----- Data section

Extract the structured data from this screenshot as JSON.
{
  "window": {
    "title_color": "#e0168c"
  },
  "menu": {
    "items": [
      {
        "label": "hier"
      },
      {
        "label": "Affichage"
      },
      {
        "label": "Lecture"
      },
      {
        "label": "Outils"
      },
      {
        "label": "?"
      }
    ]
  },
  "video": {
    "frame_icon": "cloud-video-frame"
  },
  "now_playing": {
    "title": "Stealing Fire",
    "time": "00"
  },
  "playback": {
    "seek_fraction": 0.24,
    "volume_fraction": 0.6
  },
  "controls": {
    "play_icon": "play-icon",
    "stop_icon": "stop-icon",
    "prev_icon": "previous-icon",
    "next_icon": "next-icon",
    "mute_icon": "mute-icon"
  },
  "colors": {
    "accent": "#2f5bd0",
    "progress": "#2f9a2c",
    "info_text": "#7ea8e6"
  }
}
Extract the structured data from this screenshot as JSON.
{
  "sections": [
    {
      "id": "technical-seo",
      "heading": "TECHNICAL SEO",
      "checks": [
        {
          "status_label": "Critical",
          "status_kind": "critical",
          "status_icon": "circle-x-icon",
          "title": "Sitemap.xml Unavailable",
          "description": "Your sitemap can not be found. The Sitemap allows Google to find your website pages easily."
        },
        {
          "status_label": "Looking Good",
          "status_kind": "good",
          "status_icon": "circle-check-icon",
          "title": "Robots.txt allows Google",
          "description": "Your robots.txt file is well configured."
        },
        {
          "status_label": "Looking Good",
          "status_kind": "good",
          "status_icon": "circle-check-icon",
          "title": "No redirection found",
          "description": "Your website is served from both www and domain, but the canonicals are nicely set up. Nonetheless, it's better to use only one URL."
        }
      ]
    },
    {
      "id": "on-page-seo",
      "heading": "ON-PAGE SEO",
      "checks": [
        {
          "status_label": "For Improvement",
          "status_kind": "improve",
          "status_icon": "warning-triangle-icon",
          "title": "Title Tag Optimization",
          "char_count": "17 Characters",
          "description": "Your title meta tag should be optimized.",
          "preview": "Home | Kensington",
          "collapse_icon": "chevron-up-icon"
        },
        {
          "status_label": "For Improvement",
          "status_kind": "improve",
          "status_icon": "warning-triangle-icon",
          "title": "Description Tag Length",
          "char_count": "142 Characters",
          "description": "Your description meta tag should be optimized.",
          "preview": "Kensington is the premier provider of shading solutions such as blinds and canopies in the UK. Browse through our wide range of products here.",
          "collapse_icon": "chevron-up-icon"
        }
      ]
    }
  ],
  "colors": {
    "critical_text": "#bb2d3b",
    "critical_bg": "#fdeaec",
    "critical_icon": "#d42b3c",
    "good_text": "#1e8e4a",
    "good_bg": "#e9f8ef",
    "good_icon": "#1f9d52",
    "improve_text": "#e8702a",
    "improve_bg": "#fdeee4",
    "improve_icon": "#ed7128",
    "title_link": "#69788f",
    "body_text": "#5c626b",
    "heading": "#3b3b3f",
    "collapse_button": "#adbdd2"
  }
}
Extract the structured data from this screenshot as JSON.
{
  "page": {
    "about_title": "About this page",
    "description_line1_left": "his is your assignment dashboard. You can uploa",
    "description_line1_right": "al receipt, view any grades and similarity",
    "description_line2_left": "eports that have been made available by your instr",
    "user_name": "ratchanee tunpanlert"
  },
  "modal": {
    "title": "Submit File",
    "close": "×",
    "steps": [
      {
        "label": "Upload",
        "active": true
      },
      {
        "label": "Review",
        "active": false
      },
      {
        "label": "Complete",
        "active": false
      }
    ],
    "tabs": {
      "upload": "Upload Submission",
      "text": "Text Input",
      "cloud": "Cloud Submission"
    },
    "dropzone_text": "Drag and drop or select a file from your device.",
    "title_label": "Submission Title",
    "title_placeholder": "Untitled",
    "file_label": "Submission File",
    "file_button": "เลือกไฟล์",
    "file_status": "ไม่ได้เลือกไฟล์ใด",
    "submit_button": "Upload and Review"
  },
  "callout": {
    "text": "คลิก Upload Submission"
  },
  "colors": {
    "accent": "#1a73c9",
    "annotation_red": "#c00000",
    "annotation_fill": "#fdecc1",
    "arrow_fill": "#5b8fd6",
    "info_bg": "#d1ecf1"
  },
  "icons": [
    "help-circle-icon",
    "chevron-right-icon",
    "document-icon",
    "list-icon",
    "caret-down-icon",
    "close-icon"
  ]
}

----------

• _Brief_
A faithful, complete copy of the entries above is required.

• _Response_
Extract the structured data from this screenshot as JSON.
{
  "window": {
    "title_color": "#e0168c"
  },
  "menu": {
    "items": [
      {
        "label": "hier"
      },
      {
        "label": "Affichage"
      },
      {
        "label": "Lecture"
      },
      {
        "label": "Outils"
      },
      {
        "label": "?"
      }
    ]
  },
  "video": {
    "frame_icon": "cloud-video-frame"
  },
  "now_playing": {
    "title": "Stealing Fire",
    "time": "00"
  },
  "playback": {
    "seek_fraction": 0.24,
    "volume_fraction": 0.6
  },
  "controls": {
    "play_icon": "play-icon",
    "stop_icon": "stop-icon",
    "prev_icon": "previous-icon",
    "next_icon": "next-icon",
    "mute_icon": "mute-icon"
  },
  "colors": {
    "accent": "#2f5bd0",
    "progress": "#2f9a2c",
    "info_text": "#7ea8e6"
  }
}
Extract the structured data from this screenshot as JSON.
{
  "sections": [
    {
      "id": "technical-seo",
      "heading": "TECHNICAL SEO",
      "checks": [
        {
          "status_label": "Critical",
          "status_kind": "critical",
          "status_icon": "circle-x-icon",
          "title": "Sitemap.xml Unavailable",
          "description": "Your sitemap can not be found. The Sitemap allows Google to find your website pages easily."
        },
        {
          "status_label": "Looking Good",
          "status_kind": "good",
          "status_icon": "circle-check-icon",
          "title": "Robots.txt allows Google",
          "description": "Your robots.txt file is well configured."
        },
        {
          "status_label": "Looking Good",
          "status_kind": "good",
          "status_icon": "circle-check-icon",
          "title": "No redirection found",
          "description": "Your website is served from both www and domain, but the canonicals are nicely set up. Nonetheless, it's better to use only one URL."
        }
      ]
    },
    {
      "id": "on-page-seo",
      "heading": "ON-PAGE SEO",
      "checks": [
        {
          "status_label": "For Improvement",
          "status_kind": "improve",
          "status_icon": "warning-triangle-icon",
          "title": "Title Tag Optimization",
          "char_count": "17 Characters",
          "description": "Your title meta tag should be optimized.",
          "preview": "Home | Kensington",
          "collapse_icon": "chevron-up-icon"
        },
        {
          "status_label": "For Improvement",
          "status_kind": "improve",
          "status_icon": "warning-triangle-icon",
          "title": "Description Tag Length",
          "char_count": "142 Characters",
          "description": "Your description meta tag should be optimized.",
          "preview": "Kensington is the premier provider of shading solutions such as blinds and canopies in the UK. Browse through our wide range of products here.",
          "collapse_icon": "chevron-up-icon"
        }
      ]
    }
  ],
  "colors": {
    "critical_text": "#bb2d3b",
    "critical_bg": "#fdeaec",
    "critical_icon": "#d42b3c",
    "good_text": "#1e8e4a",
    "good_bg": "#e9f8ef",
    "good_icon": "#1f9d52",
    "improve_text": "#e8702a",
    "improve_bg": "#fdeee4",
    "improve_icon": "#ed7128",
    "title_link": "#69788f",
    "body_text": "#5c626b",
    "heading": "#3b3b3f",
    "collapse_button": "#adbdd2"
  }
}
Extract the structured data from this screenshot as JSON.
{
  "page": {
    "about_title": "About this page",
    "description_line1_left": "his is your assignment dashboard. You can uploa",
    "description_line1_right": "al receipt, view any grades and similarity",
    "description_line2_left": "eports that have been made available by your instr",
    "user_name": "ratchanee tunpanlert"
  },
  "modal": {
    "title": "Submit File",
    "close": "×",
    "steps": [
      {
        "label": "Upload",
        "active": true
      },
      {
        "label": "Review",
        "active": false
      },
      {
        "label": "Complete",
        "active": false
      }
    ],
    "tabs": {
      "upload": "Upload Submission",
      "text": "Text Input",
      "cloud": "Cloud Submission"
    },
    "dropzone_text": "Drag and drop or select a file from your device.",
    "title_label": "Submission Title",
    "title_placeholder": "Untitled",
    "file_label": "Submission File",
    "file_button": "เลือกไฟล์",
    "file_status": "ไม่ได้เลือกไฟล์ใด",
    "submit_button": "Upload and Review"
  },
  "callout": {
    "text": "คลิก Upload Submission"
  },
  "colors": {
    "accent": "#1a73c9",
    "annotation_red": "#c00000",
    "annotation_fill": "#fdecc1",
    "arrow_fill": "#5b8fd6",
    "info_bg": "#d1ecf1"
  },
  "icons": [
    "help-circle-icon",
    "chevron-right-icon",
    "document-icon",
    "list-icon",
    "caret-down-icon",
    "close-icon"
  ]
}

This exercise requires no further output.